Try it:
Search the material for lines containing the word "ssid", and copy each one.

Source data:
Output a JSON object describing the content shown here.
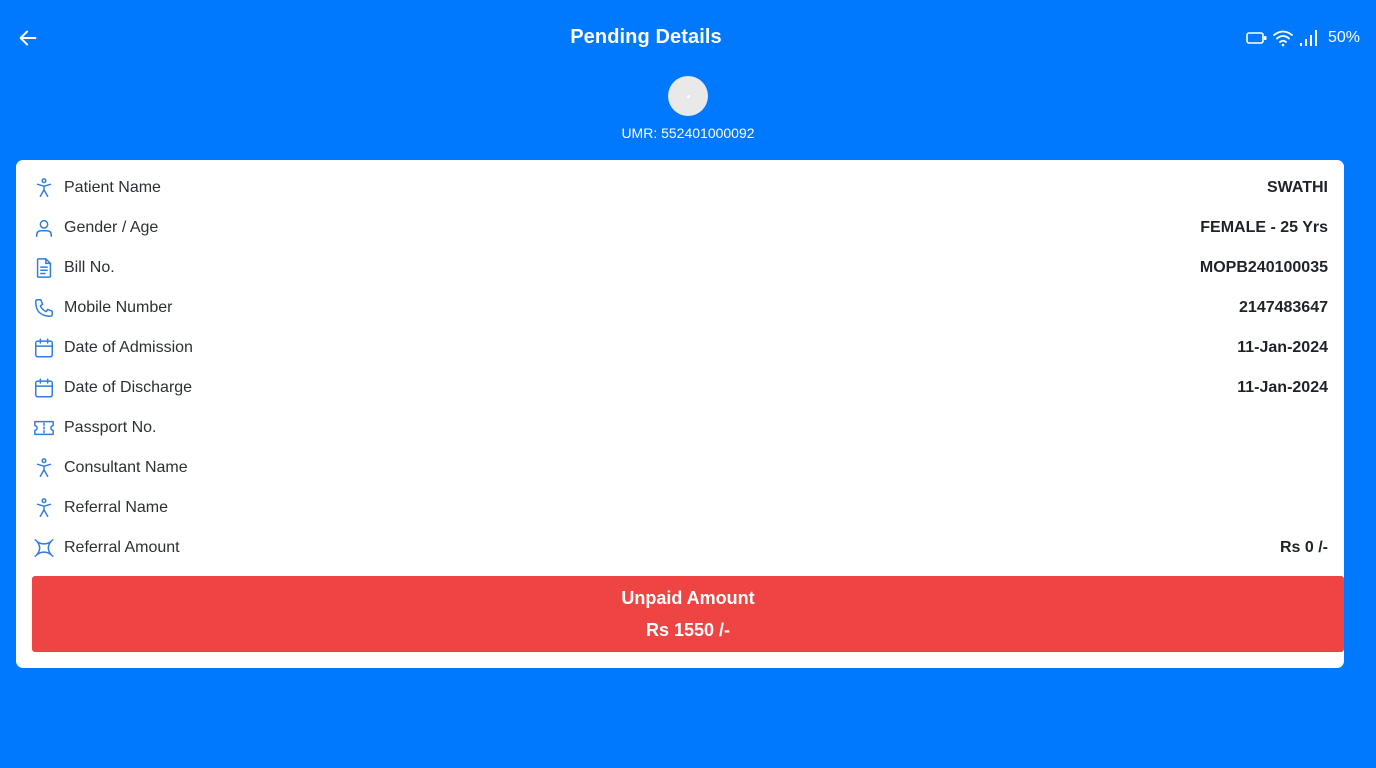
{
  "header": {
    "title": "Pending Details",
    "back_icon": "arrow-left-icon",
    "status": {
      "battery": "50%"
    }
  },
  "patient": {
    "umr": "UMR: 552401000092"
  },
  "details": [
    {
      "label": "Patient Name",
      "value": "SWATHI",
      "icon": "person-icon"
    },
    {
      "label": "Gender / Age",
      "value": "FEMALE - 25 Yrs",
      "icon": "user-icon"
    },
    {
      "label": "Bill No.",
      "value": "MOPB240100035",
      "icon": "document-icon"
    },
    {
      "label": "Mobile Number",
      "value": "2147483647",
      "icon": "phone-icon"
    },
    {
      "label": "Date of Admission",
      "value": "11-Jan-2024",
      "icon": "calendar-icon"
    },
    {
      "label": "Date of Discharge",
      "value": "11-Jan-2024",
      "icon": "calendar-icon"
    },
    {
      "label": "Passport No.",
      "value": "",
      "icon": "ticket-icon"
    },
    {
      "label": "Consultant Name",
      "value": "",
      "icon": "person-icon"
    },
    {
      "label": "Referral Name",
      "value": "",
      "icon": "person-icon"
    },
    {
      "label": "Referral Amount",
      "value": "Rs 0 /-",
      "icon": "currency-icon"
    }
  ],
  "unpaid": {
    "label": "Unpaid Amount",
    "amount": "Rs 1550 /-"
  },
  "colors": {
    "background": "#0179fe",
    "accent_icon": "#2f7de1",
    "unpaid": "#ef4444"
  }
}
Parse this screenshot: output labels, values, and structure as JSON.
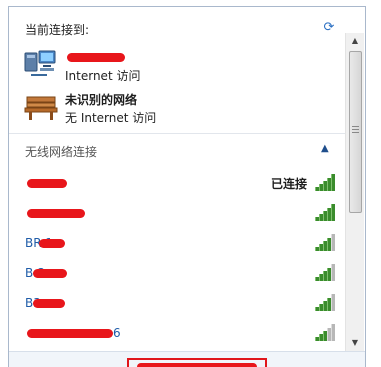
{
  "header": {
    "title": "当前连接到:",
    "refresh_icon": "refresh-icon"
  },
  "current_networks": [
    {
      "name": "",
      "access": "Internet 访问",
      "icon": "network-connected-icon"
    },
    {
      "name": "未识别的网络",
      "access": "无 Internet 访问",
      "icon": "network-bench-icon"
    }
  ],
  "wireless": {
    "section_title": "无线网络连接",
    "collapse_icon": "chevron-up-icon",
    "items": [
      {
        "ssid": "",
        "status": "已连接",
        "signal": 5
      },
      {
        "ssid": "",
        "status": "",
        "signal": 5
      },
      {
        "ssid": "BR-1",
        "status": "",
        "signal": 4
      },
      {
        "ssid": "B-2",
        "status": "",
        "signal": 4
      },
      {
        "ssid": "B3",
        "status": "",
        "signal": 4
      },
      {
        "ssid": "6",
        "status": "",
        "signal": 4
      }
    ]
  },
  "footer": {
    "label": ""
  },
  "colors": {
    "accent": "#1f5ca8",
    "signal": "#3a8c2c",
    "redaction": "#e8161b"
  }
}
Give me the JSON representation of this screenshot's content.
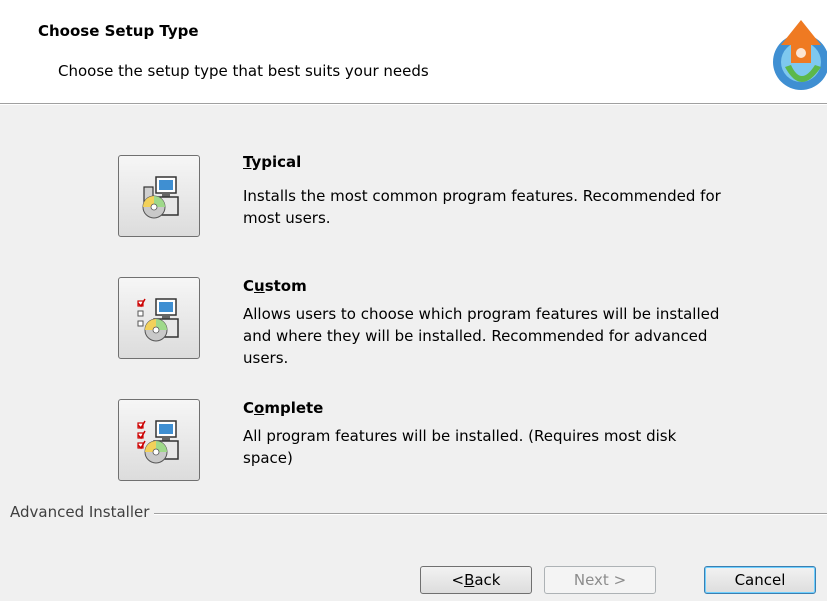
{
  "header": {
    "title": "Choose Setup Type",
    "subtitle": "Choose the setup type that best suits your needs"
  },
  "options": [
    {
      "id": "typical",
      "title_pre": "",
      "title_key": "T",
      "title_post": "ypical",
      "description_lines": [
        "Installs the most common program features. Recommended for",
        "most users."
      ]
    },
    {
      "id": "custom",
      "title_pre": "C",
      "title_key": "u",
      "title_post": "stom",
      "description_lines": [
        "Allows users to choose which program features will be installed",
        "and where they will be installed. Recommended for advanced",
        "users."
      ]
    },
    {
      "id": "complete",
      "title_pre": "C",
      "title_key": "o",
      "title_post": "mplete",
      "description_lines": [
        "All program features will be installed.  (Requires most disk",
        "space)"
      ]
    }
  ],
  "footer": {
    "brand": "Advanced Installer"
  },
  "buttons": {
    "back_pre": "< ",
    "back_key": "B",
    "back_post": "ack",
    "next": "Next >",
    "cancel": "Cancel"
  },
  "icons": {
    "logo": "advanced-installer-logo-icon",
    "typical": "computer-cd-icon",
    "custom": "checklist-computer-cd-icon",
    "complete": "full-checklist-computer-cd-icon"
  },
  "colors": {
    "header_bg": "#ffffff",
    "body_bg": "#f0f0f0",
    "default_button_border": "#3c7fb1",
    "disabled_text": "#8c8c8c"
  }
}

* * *

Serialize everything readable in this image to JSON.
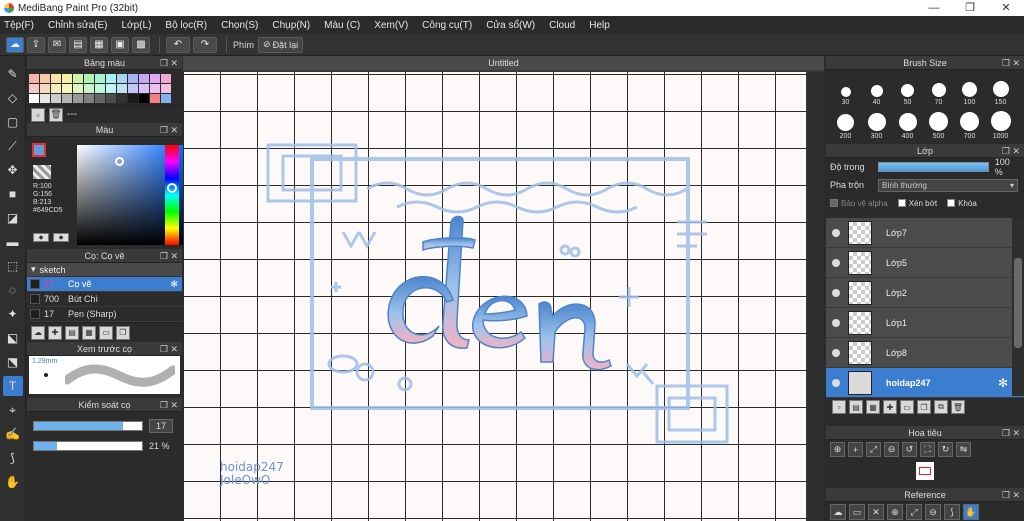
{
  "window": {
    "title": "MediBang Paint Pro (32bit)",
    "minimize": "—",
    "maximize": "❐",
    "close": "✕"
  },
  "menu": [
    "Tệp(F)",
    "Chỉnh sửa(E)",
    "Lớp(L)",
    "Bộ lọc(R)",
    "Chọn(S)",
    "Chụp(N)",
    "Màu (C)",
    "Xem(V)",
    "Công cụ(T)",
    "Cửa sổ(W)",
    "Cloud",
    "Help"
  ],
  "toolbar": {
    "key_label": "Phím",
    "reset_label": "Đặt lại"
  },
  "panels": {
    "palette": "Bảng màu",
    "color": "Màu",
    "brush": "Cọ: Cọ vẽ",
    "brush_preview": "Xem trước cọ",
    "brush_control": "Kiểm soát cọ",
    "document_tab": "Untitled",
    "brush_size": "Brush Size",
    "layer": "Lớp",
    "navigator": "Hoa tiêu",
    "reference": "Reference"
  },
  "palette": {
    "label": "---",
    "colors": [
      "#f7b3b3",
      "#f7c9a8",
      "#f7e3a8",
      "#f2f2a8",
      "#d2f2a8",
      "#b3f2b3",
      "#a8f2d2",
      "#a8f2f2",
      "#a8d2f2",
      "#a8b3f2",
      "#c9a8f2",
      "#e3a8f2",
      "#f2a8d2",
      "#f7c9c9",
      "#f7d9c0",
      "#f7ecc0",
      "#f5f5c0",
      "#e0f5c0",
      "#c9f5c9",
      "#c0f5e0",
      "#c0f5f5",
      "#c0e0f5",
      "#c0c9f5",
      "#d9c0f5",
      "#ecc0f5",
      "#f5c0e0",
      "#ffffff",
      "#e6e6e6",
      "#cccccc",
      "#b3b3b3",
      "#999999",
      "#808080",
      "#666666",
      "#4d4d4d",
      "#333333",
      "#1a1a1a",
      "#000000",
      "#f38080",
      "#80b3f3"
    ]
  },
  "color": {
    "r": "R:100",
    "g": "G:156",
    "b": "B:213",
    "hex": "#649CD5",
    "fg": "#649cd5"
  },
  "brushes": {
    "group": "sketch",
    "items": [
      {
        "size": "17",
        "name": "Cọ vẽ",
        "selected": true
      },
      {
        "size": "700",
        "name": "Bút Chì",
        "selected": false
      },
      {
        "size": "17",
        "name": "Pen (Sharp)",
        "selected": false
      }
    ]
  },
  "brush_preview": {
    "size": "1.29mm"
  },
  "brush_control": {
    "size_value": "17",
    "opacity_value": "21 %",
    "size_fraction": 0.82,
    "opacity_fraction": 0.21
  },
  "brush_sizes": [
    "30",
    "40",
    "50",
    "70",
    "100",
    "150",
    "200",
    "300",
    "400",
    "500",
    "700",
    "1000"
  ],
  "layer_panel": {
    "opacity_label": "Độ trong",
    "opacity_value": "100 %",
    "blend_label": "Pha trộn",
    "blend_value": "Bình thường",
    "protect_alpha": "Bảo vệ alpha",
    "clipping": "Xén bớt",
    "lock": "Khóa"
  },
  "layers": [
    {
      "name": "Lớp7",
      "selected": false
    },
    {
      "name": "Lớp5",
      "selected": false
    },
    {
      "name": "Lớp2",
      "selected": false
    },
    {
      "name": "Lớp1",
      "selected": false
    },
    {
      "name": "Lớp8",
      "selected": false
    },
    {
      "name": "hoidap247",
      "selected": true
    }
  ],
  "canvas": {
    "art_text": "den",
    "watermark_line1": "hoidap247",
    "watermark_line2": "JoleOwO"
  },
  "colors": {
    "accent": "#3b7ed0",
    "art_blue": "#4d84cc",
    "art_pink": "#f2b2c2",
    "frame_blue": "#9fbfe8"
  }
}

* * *

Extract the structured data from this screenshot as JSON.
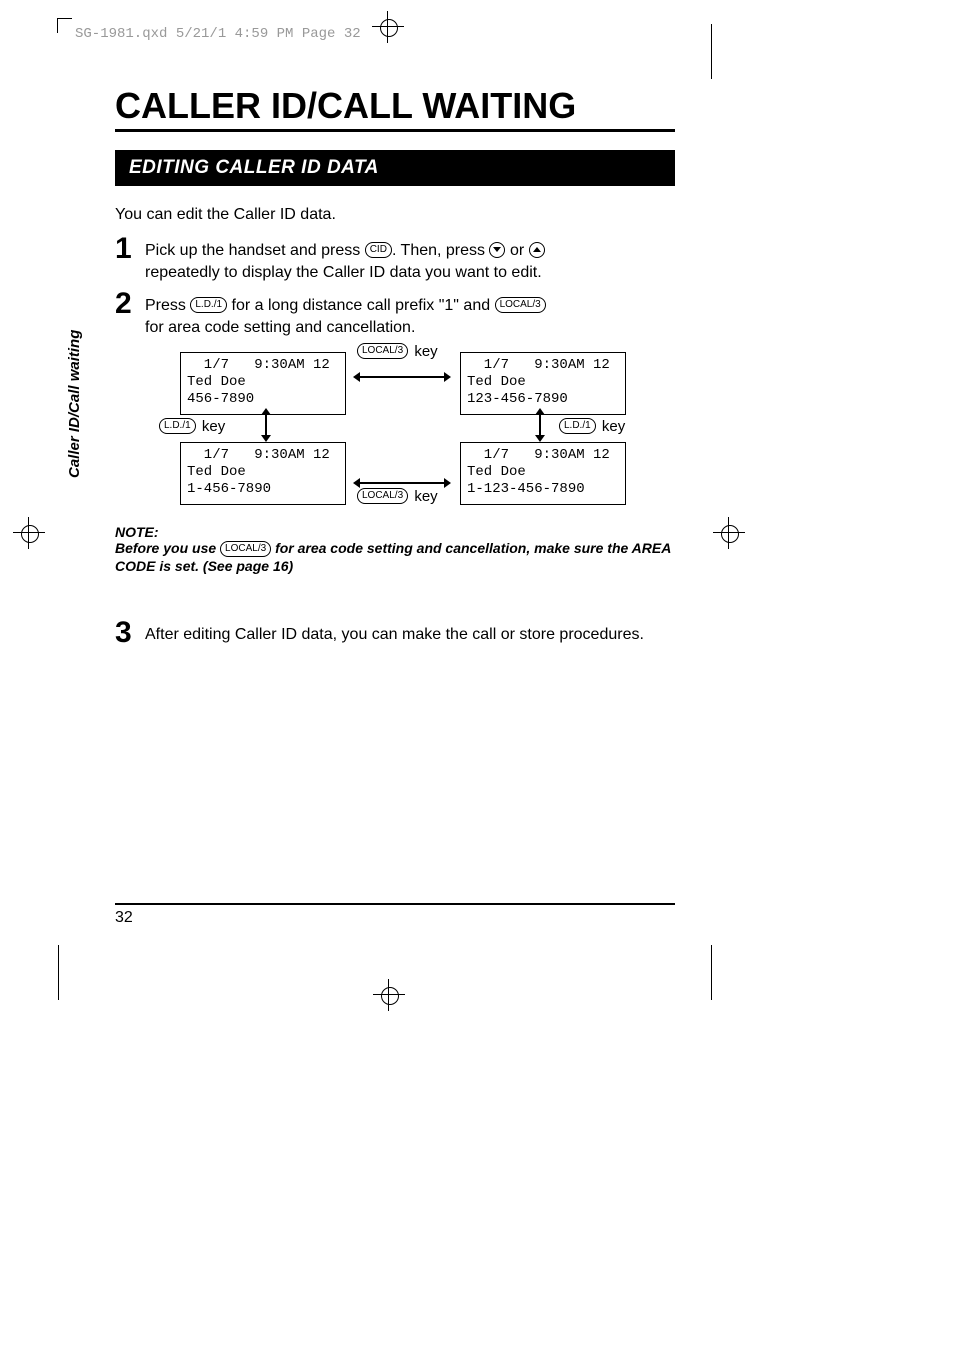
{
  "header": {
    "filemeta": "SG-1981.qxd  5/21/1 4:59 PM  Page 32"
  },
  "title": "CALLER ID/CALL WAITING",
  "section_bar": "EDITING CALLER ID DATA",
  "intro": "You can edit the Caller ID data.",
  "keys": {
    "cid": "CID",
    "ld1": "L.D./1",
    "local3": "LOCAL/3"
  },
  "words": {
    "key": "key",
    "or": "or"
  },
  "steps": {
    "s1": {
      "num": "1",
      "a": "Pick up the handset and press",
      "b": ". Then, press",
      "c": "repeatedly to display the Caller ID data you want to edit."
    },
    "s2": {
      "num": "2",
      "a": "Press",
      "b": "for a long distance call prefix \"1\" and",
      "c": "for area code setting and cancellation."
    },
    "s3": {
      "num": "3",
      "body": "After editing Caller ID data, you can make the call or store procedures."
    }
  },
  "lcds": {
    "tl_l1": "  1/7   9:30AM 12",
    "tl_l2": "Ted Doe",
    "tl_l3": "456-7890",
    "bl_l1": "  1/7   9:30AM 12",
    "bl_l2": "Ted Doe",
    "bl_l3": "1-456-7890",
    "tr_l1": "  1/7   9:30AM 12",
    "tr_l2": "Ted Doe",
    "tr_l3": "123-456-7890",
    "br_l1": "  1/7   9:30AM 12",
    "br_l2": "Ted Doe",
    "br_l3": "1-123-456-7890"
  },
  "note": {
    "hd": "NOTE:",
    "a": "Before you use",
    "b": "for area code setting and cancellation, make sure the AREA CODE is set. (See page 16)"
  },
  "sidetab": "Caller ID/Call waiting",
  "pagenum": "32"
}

Result below:
        "ssid": "",
        "ssid": "",
        "ssid": "BR-1",
        "ssid": "B-2",
        "ssid": "B3",
        "ssid": "6",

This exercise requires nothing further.